**ABOUT THIS TASK**
Write the entries out again exactly as they stand, but without the pictures.

════════════════

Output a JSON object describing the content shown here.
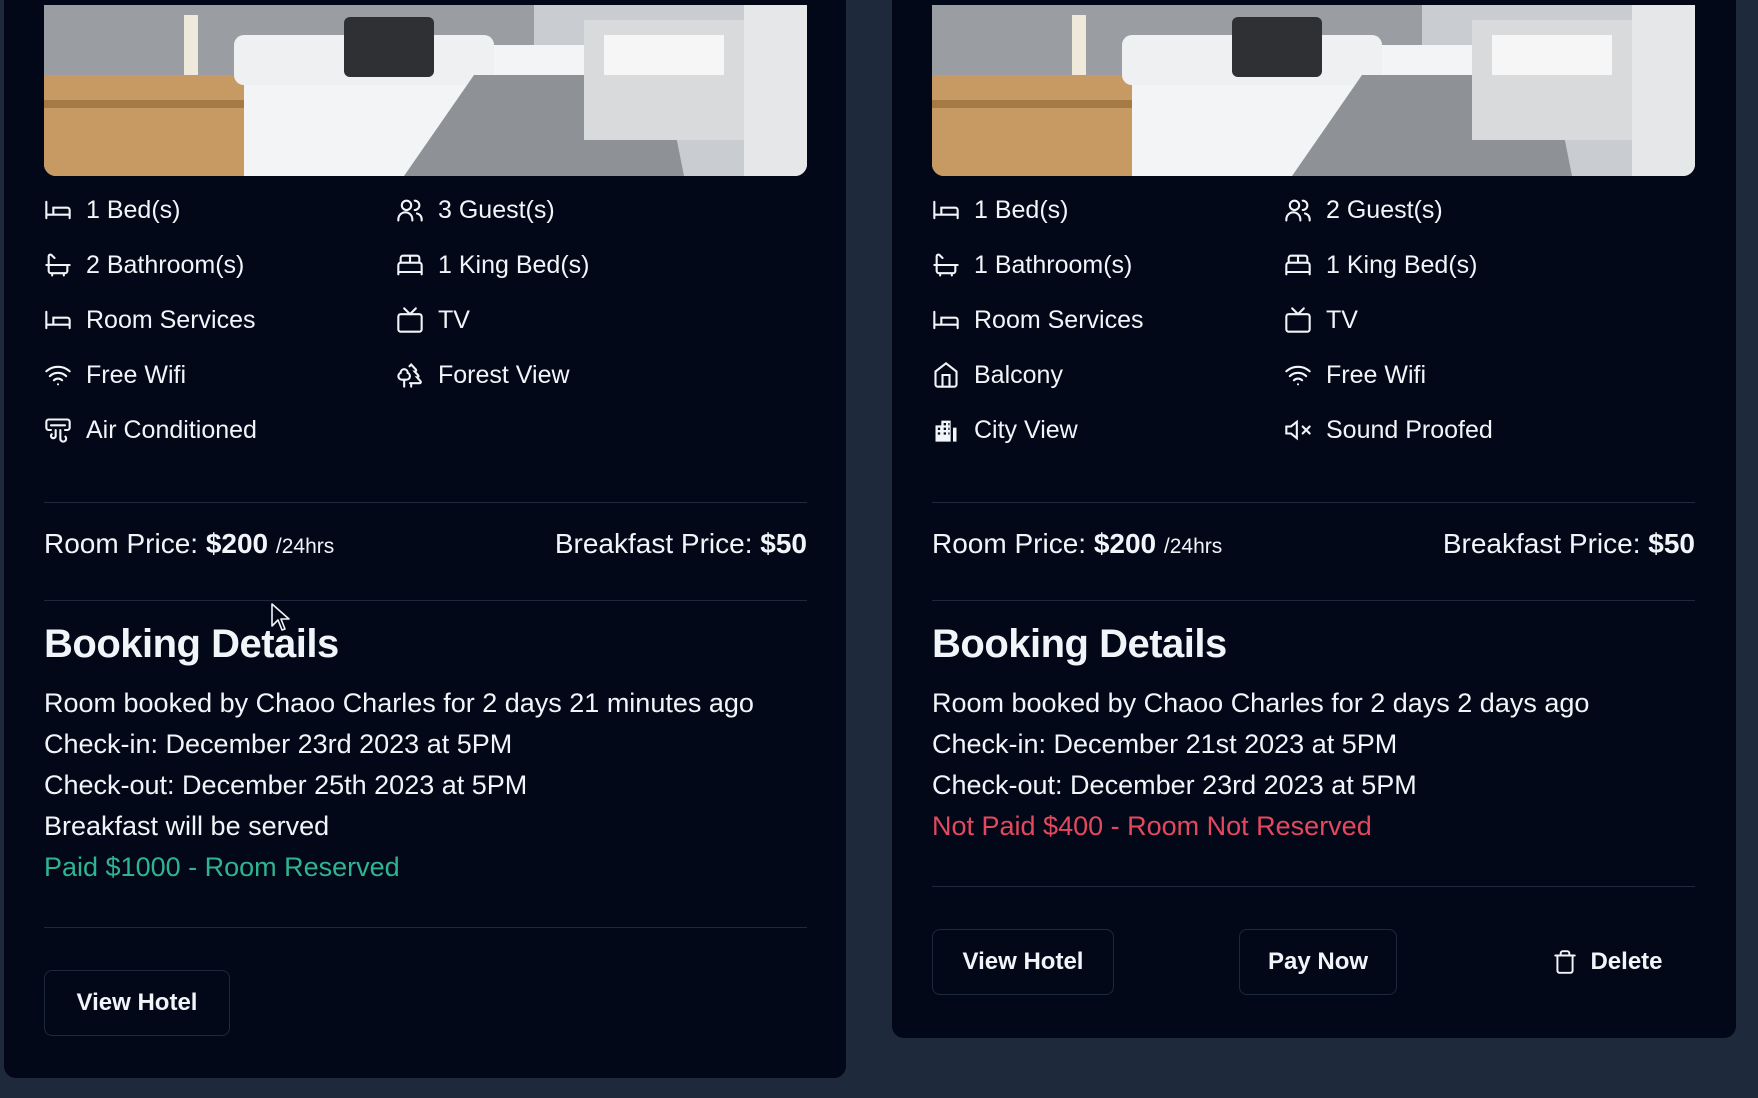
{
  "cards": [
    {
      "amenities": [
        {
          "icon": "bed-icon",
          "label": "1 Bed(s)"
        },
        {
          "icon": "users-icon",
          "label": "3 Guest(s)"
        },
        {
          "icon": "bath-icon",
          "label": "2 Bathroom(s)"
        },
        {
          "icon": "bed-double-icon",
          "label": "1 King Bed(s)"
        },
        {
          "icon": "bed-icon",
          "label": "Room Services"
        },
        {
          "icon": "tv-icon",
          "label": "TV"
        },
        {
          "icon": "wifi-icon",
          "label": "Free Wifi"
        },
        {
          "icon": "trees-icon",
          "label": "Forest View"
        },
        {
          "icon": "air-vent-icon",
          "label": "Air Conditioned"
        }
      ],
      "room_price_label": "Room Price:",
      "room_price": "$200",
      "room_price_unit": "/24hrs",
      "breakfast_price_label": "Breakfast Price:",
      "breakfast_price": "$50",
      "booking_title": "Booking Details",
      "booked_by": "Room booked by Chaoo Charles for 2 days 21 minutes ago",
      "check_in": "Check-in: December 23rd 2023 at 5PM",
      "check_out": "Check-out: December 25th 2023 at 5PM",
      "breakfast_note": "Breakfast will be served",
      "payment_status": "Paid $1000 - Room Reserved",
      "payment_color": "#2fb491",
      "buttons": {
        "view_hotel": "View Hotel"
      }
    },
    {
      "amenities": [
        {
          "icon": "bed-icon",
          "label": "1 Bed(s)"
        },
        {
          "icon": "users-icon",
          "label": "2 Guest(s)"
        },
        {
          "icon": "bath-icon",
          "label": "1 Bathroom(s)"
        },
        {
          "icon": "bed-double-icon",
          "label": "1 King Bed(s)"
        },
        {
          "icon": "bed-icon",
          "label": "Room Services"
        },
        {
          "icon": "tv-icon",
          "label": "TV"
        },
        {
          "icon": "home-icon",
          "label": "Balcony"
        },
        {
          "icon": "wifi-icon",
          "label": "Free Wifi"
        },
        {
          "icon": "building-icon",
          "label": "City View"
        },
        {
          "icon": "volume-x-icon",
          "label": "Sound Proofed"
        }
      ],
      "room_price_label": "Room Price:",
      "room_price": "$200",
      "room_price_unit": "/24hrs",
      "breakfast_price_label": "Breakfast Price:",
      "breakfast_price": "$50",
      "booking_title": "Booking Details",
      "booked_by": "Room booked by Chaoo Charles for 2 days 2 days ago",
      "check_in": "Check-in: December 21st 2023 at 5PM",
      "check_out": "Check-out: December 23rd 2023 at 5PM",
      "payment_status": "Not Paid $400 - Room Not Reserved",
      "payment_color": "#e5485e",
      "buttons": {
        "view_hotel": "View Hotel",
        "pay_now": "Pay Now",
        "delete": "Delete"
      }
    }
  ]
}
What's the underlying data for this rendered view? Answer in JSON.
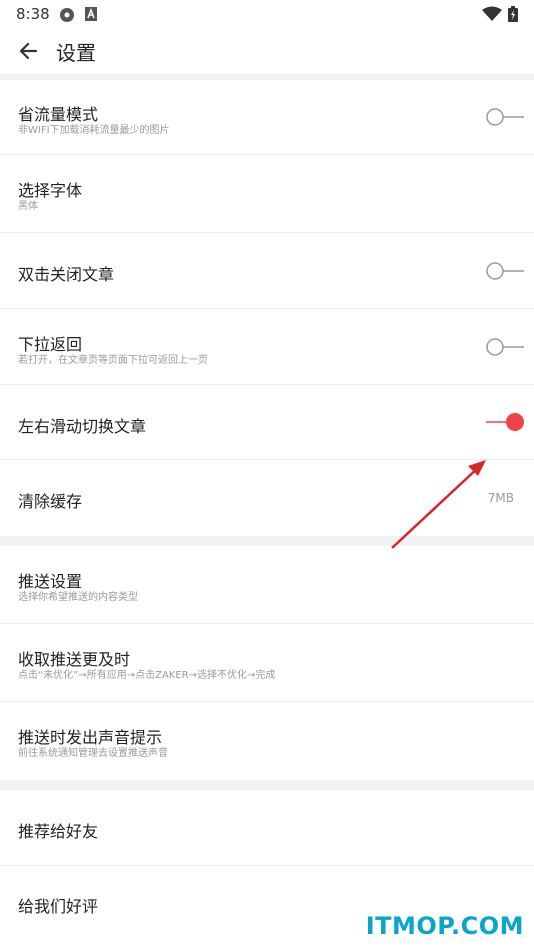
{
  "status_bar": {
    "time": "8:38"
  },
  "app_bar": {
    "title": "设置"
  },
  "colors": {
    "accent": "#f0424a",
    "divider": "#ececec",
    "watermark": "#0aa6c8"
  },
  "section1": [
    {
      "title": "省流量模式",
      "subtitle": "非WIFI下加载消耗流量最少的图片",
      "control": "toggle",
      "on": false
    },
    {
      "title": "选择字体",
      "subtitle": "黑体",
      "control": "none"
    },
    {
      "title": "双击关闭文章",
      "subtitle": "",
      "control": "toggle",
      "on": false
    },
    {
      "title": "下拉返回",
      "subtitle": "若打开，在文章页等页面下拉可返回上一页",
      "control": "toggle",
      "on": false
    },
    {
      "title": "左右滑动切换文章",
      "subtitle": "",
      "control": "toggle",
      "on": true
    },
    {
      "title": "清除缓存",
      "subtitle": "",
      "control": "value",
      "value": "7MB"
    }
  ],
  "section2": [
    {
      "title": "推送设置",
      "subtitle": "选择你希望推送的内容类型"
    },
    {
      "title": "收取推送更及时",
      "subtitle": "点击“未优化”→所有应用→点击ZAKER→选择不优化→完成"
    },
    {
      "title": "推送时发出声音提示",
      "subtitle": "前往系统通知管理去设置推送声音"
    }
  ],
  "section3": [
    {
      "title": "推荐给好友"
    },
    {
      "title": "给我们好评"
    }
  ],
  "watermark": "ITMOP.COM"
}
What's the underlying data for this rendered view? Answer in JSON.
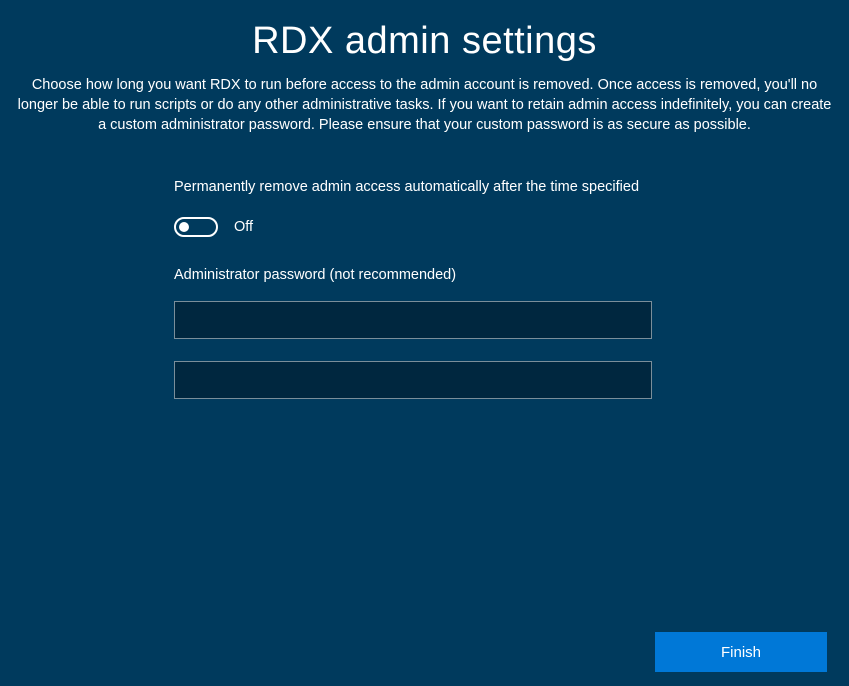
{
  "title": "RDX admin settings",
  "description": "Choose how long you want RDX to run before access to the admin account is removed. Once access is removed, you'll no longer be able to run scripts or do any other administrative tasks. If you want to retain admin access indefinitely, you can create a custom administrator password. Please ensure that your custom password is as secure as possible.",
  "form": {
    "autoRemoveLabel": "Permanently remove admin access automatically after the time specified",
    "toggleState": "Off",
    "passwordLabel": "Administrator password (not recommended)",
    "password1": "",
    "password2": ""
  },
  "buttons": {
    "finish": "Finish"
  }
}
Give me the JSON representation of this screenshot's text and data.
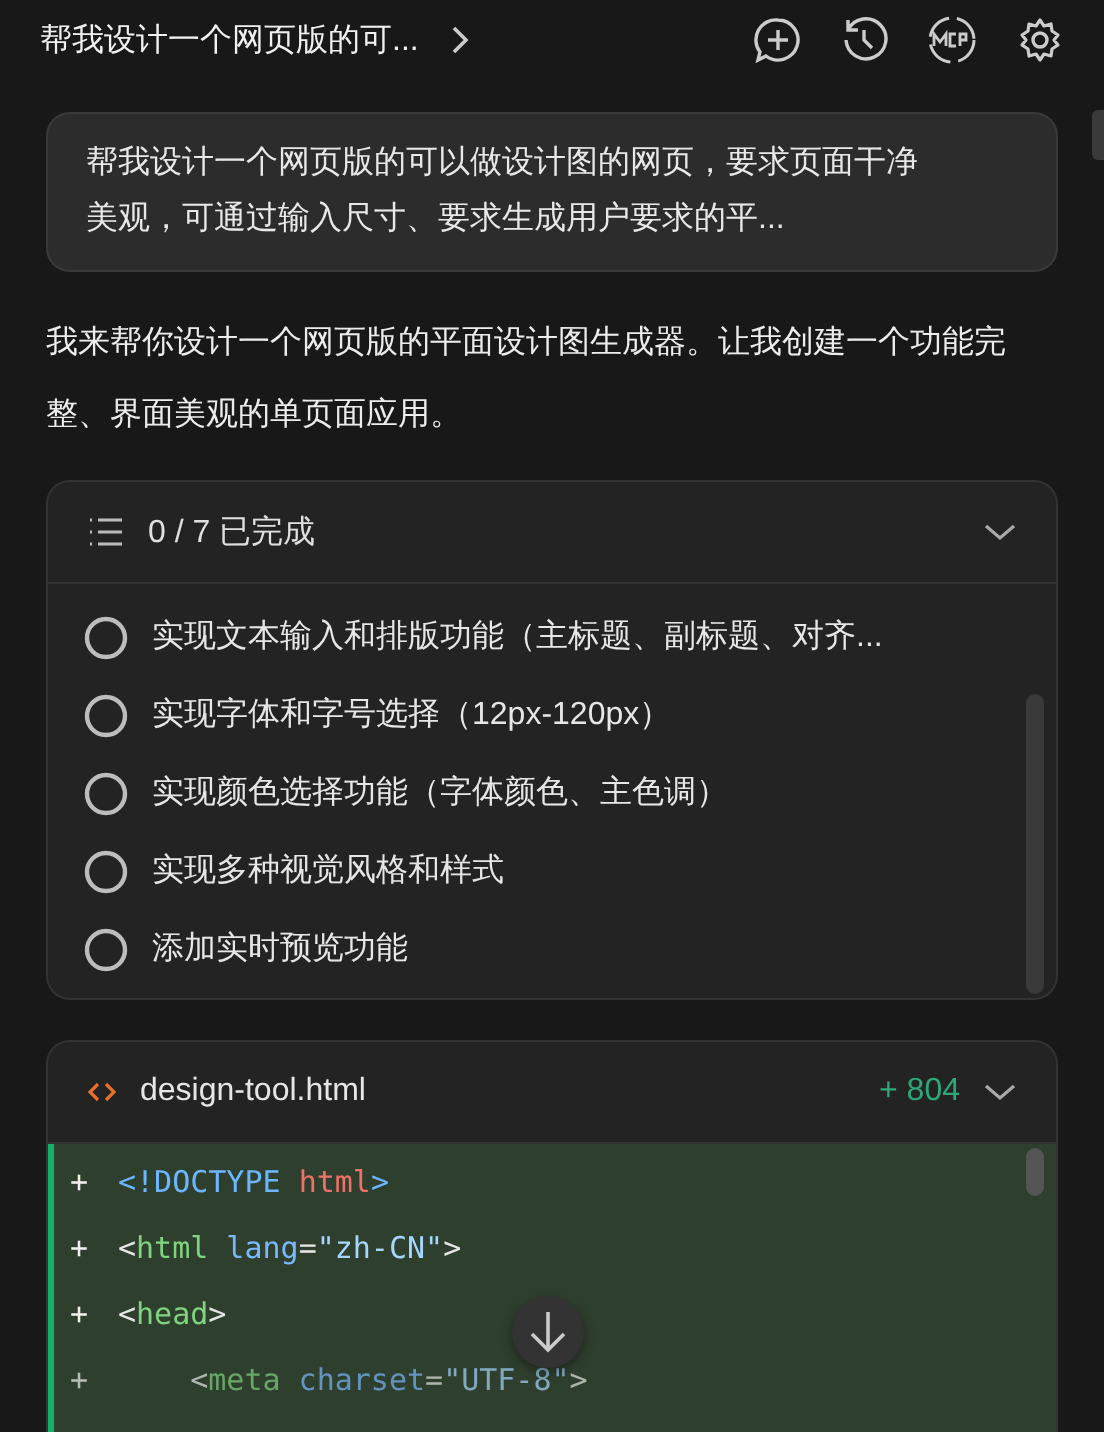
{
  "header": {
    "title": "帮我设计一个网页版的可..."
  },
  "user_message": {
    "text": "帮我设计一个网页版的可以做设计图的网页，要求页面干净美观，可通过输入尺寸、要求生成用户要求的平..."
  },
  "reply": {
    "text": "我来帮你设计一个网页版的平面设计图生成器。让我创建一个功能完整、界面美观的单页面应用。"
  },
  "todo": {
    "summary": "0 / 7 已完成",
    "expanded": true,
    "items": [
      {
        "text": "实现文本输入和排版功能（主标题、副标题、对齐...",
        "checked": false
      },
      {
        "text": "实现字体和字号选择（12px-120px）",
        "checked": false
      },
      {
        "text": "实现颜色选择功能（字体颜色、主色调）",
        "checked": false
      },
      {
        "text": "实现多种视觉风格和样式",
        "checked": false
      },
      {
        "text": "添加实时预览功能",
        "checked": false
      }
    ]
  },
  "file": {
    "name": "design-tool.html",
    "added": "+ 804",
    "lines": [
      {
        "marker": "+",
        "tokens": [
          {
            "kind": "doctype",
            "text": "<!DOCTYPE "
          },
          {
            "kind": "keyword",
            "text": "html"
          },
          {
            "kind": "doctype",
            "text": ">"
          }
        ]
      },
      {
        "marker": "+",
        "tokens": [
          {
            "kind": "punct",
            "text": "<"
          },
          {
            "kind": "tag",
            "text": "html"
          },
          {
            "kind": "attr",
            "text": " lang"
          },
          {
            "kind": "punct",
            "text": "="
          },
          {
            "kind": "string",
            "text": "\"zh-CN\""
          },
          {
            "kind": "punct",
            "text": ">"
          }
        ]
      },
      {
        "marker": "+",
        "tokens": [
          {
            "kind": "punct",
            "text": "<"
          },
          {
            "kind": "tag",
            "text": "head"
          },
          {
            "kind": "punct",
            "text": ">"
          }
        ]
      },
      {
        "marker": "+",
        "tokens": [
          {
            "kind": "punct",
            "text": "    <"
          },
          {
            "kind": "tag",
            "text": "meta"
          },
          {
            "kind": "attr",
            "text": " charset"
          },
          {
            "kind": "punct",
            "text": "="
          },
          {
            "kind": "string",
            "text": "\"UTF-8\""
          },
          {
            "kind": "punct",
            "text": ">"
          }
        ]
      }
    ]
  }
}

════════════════

**PROBLEM SOLUTION**
Output a JSON object describing the content shown here.
{
  "cards": [
    {
      "amenities": [
        {
          "icon": "bed-icon",
          "label": "1 Bed(s)"
        },
        {
          "icon": "users-icon",
          "label": "3 Guest(s)"
        },
        {
          "icon": "bath-icon",
          "label": "2 Bathroom(s)"
        },
        {
          "icon": "bed-double-icon",
          "label": "1 King Bed(s)"
        },
        {
          "icon": "bed-icon",
          "label": "Room Services"
        },
        {
          "icon": "tv-icon",
          "label": "TV"
        },
        {
          "icon": "wifi-icon",
          "label": "Free Wifi"
        },
        {
          "icon": "trees-icon",
          "label": "Forest View"
        },
        {
          "icon": "air-vent-icon",
          "label": "Air Conditioned"
        }
      ],
      "room_price_label": "Room Price:",
      "room_price": "$200",
      "room_price_unit": "/24hrs",
      "breakfast_price_label": "Breakfast Price:",
      "breakfast_price": "$50",
      "booking_title": "Booking Details",
      "booked_by": "Room booked by Chaoo Charles for 2 days 21 minutes ago",
      "check_in": "Check-in: December 23rd 2023 at 5PM",
      "check_out": "Check-out: December 25th 2023 at 5PM",
      "breakfast_note": "Breakfast will be served",
      "payment_status": "Paid $1000 - Room Reserved",
      "payment_color": "#2fb491",
      "buttons": {
        "view_hotel": "View Hotel"
      }
    },
    {
      "amenities": [
        {
          "icon": "bed-icon",
          "label": "1 Bed(s)"
        },
        {
          "icon": "users-icon",
          "label": "2 Guest(s)"
        },
        {
          "icon": "bath-icon",
          "label": "1 Bathroom(s)"
        },
        {
          "icon": "bed-double-icon",
          "label": "1 King Bed(s)"
        },
        {
          "icon": "bed-icon",
          "label": "Room Services"
        },
        {
          "icon": "tv-icon",
          "label": "TV"
        },
        {
          "icon": "home-icon",
          "label": "Balcony"
        },
        {
          "icon": "wifi-icon",
          "label": "Free Wifi"
        },
        {
          "icon": "building-icon",
          "label": "City View"
        },
        {
          "icon": "volume-x-icon",
          "label": "Sound Proofed"
        }
      ],
      "room_price_label": "Room Price:",
      "room_price": "$200",
      "room_price_unit": "/24hrs",
      "breakfast_price_label": "Breakfast Price:",
      "breakfast_price": "$50",
      "booking_title": "Booking Details",
      "booked_by": "Room booked by Chaoo Charles for 2 days 2 days ago",
      "check_in": "Check-in: December 21st 2023 at 5PM",
      "check_out": "Check-out: December 23rd 2023 at 5PM",
      "payment_status": "Not Paid $400 - Room Not Reserved",
      "payment_color": "#e5485e",
      "buttons": {
        "view_hotel": "View Hotel",
        "pay_now": "Pay Now",
        "delete": "Delete"
      }
    }
  ]
}
What's the underlying data for this rendered view? Answer in JSON.
{
  "status_bar": {
    "time": "8:38"
  },
  "app_bar": {
    "title": "设置"
  },
  "colors": {
    "accent": "#f0424a",
    "divider": "#ececec",
    "watermark": "#0aa6c8"
  },
  "section1": [
    {
      "title": "省流量模式",
      "subtitle": "非WIFI下加载消耗流量最少的图片",
      "control": "toggle",
      "on": false
    },
    {
      "title": "选择字体",
      "subtitle": "黑体",
      "control": "none"
    },
    {
      "title": "双击关闭文章",
      "subtitle": "",
      "control": "toggle",
      "on": false
    },
    {
      "title": "下拉返回",
      "subtitle": "若打开，在文章页等页面下拉可返回上一页",
      "control": "toggle",
      "on": false
    },
    {
      "title": "左右滑动切换文章",
      "subtitle": "",
      "control": "toggle",
      "on": true
    },
    {
      "title": "清除缓存",
      "subtitle": "",
      "control": "value",
      "value": "7MB"
    }
  ],
  "section2": [
    {
      "title": "推送设置",
      "subtitle": "选择你希望推送的内容类型"
    },
    {
      "title": "收取推送更及时",
      "subtitle": "点击“未优化”→所有应用→点击ZAKER→选择不优化→完成"
    },
    {
      "title": "推送时发出声音提示",
      "subtitle": "前往系统通知管理去设置推送声音"
    }
  ],
  "section3": [
    {
      "title": "推荐给好友"
    },
    {
      "title": "给我们好评"
    }
  ],
  "watermark": "ITMOP.COM"
}
What's the underlying data for this rendered view? Answer in JSON.
{
  "title": "RDX admin settings",
  "description": "Choose how long you want RDX to run before access to the admin account is removed. Once access is removed, you'll no longer be able to run scripts or do any other administrative tasks. If you want to retain admin access indefinitely, you can create a custom administrator password. Please ensure that your custom password is as secure as possible.",
  "form": {
    "autoRemoveLabel": "Permanently remove admin access automatically after the time specified",
    "toggleState": "Off",
    "passwordLabel": "Administrator password (not recommended)",
    "password1": "",
    "password2": ""
  },
  "buttons": {
    "finish": "Finish"
  }
}
Give me the JSON representation of this screenshot's text and data.
{
  "header": {
    "title": "帮我设计一个网页版的可..."
  },
  "user_message": {
    "text": "帮我设计一个网页版的可以做设计图的网页，要求页面干净美观，可通过输入尺寸、要求生成用户要求的平..."
  },
  "reply": {
    "text": "我来帮你设计一个网页版的平面设计图生成器。让我创建一个功能完整、界面美观的单页面应用。"
  },
  "todo": {
    "summary": "0 / 7 已完成",
    "expanded": true,
    "items": [
      {
        "text": "实现文本输入和排版功能（主标题、副标题、对齐...",
        "checked": false
      },
      {
        "text": "实现字体和字号选择（12px-120px）",
        "checked": false
      },
      {
        "text": "实现颜色选择功能（字体颜色、主色调）",
        "checked": false
      },
      {
        "text": "实现多种视觉风格和样式",
        "checked": false
      },
      {
        "text": "添加实时预览功能",
        "checked": false
      }
    ]
  },
  "file": {
    "name": "design-tool.html",
    "added": "+ 804",
    "lines": [
      {
        "marker": "+",
        "tokens": [
          {
            "kind": "doctype",
            "text": "<!DOCTYPE "
          },
          {
            "kind": "keyword",
            "text": "html"
          },
          {
            "kind": "doctype",
            "text": ">"
          }
        ]
      },
      {
        "marker": "+",
        "tokens": [
          {
            "kind": "punct",
            "text": "<"
          },
          {
            "kind": "tag",
            "text": "html"
          },
          {
            "kind": "attr",
            "text": " lang"
          },
          {
            "kind": "punct",
            "text": "="
          },
          {
            "kind": "string",
            "text": "\"zh-CN\""
          },
          {
            "kind": "punct",
            "text": ">"
          }
        ]
      },
      {
        "marker": "+",
        "tokens": [
          {
            "kind": "punct",
            "text": "<"
          },
          {
            "kind": "tag",
            "text": "head"
          },
          {
            "kind": "punct",
            "text": ">"
          }
        ]
      },
      {
        "marker": "+",
        "tokens": [
          {
            "kind": "punct",
            "text": "    <"
          },
          {
            "kind": "tag",
            "text": "meta"
          },
          {
            "kind": "attr",
            "text": " charset"
          },
          {
            "kind": "punct",
            "text": "="
          },
          {
            "kind": "string",
            "text": "\"UTF-8\""
          },
          {
            "kind": "punct",
            "text": ">"
          }
        ]
      }
    ]
  }
}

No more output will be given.